Message Saturation ­­- Critical Exposure sent repeated pitches and updates to our supporters via e-mail, Facebook, Twitter, community listservs, our website, phone calls, and more. Heck, we’d have sent candy-grams if we thought it would help. There was certainly concern about over-messaging, but as our supporters became more invested in the competition, they actually wanted more updates from us.

Empowered Supporters = Emotionally Invested Supporters­ ­- The power of crowd-sourcing was the key to our success. We realized that Critical Exposure didn’t have the resources to win this competition on our own. However, our supporters are an energetic, dedicated group of people and we knew that if we gave them the tools to help us, they would more than meet the challenge.

From day one, we made it clear that we didn’t just need our supporters to open their wallets (our suggested donation was just $10). What we really needed was their ability to leverage their personal networks. Every message asked them to be our fundraisers, and we gave them sample e-mails, Facebook and Twitter messages to post. By the end of the competition, my Facebook page was full of nothing but status updates from our supporters, each stating their own personal reason for supporting Critical Exposure.

We regularly updated our supporters on the fruits of their labor and during the final weeks of the competition, we pointed our supporters directly to the real-time standings. Many of our supporters later told us that as the competition entered its final days, they wore out the refresh buttons on their browser keeping tabs on the competition. Our supporters were 100% emotionally invested in the competition and did whatever they could to help Critical Exposure win.

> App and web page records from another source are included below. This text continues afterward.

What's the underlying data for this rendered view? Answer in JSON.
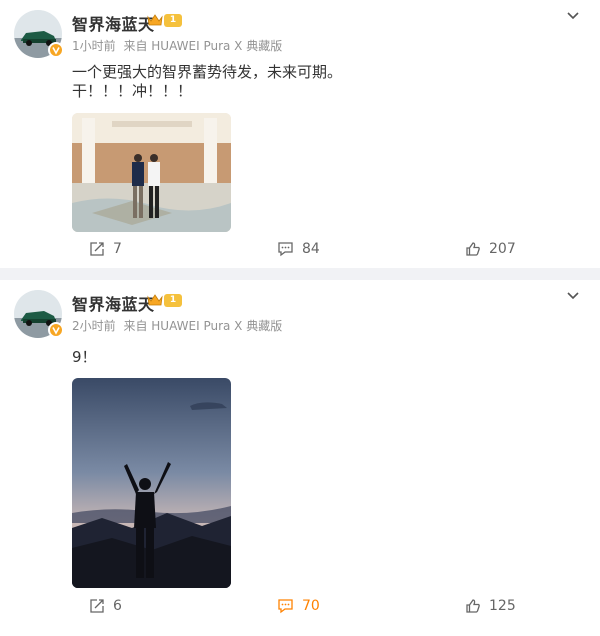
{
  "posts": [
    {
      "username": "智界海蓝天",
      "level": "1",
      "time": "1小时前",
      "source": "来自 HUAWEI Pura X 典藏版",
      "text_lines": [
        "一个更强大的智界蓄势待发，未来可期。",
        "干！！！冲！！！"
      ],
      "image": "two-men-standing-in-marble-lobby",
      "repost_count": "7",
      "comment_count": "84",
      "like_count": "207",
      "comment_active": false
    },
    {
      "username": "智界海蓝天",
      "level": "1",
      "time": "2小时前",
      "source": "来自 HUAWEI Pura X 典藏版",
      "text_lines": [
        "9！"
      ],
      "image": "person-raising-arms-at-dusk-silhouette",
      "repost_count": "6",
      "comment_count": "70",
      "like_count": "125",
      "comment_active": true
    }
  ],
  "colors": {
    "accent": "#ff8200",
    "divider": "#f1f2f5",
    "meta_text": "#939393",
    "badge": "#f7a623"
  },
  "icons": [
    "avatar-car",
    "verified-badge-icon",
    "crown-icon",
    "chevron-down-icon",
    "repost-icon",
    "comment-icon",
    "like-icon"
  ]
}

The Results

Our supporters were an unstoppable fundraising force. Critical Exposure needed to raise $4000 from 50 donors — we raised over $15,000 from more than 600! That was 120 more donors than the next closest organization, 400 more than 3rd place and good enough for $5000 in additional bonuses.

The larger organizations may have had more big donors (the other prize winning organizations averaged $85 and $200 per donation, respectively). But no other organization got more people involved than Critical Exposure, who raised comparable money while averaging just $25 per donation!

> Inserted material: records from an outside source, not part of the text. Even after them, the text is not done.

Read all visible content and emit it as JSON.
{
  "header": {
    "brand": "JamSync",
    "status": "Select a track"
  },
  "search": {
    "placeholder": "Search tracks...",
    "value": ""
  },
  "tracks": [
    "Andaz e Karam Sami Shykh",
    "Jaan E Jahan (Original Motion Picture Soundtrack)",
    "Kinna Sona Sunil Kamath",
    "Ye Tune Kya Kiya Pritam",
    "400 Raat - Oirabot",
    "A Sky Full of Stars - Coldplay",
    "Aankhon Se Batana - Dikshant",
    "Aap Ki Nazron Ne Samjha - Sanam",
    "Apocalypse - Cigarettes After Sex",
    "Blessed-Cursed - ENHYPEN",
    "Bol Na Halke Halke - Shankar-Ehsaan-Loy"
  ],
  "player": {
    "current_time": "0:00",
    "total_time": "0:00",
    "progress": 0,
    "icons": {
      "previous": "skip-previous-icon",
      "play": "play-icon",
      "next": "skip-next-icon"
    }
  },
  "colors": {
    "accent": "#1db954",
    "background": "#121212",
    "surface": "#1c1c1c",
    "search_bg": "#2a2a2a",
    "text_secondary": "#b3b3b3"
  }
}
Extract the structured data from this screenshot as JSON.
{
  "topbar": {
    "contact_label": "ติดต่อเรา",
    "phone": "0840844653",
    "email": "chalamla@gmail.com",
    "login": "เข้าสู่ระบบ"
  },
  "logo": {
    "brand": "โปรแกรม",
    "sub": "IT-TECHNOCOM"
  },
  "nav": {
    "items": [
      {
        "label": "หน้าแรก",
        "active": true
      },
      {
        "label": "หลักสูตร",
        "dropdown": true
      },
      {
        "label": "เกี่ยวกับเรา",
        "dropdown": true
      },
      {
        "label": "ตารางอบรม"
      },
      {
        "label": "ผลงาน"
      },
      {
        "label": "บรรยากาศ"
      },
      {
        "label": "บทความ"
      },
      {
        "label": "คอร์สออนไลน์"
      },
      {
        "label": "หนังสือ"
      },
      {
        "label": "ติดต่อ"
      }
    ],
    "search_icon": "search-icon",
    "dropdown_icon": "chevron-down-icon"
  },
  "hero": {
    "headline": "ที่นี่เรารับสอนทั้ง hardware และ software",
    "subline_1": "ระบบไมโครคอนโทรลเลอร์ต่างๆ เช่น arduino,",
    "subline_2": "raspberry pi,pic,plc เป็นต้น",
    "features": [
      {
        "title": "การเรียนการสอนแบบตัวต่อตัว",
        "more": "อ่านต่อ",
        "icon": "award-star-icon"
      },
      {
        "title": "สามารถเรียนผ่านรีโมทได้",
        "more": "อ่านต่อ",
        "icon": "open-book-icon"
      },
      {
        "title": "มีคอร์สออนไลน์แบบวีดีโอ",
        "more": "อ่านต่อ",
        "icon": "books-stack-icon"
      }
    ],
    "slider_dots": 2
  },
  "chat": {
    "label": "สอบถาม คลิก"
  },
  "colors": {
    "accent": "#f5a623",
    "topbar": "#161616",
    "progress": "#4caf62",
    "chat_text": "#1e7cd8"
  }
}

[Here is  a snapshot of the the current Open Challenge leaderboard – where each organization and its donors can follow progress in real time]

http://www.globalgiving.com/dy/v2/globalchallenge.html

Lessons Learned

It was an exciting three weeks and everyone who participated truly felt like they were part of something very special. And really, that is why it worked. Our supporters aren’t just faceless masses (or cash machines) on the other end of an e-mail chain, but they are people, many who passionately believe in our causes as much as we do and are looking for an opportunity to help make a difference.

Facebook, Twitter, crowd-sourcing — these wonderful tools were what enabled us to tap into our supporters’ personal networks, but ultimately, it was about getting our supporters emotionally invested in being part of something big that carried us well past our wildest expectations.

This aritcle was written by Jared Schwartz, a consultant who advises non-profit organizations on using digital communications and social media applications to engage supporters, raise funds and build their organization.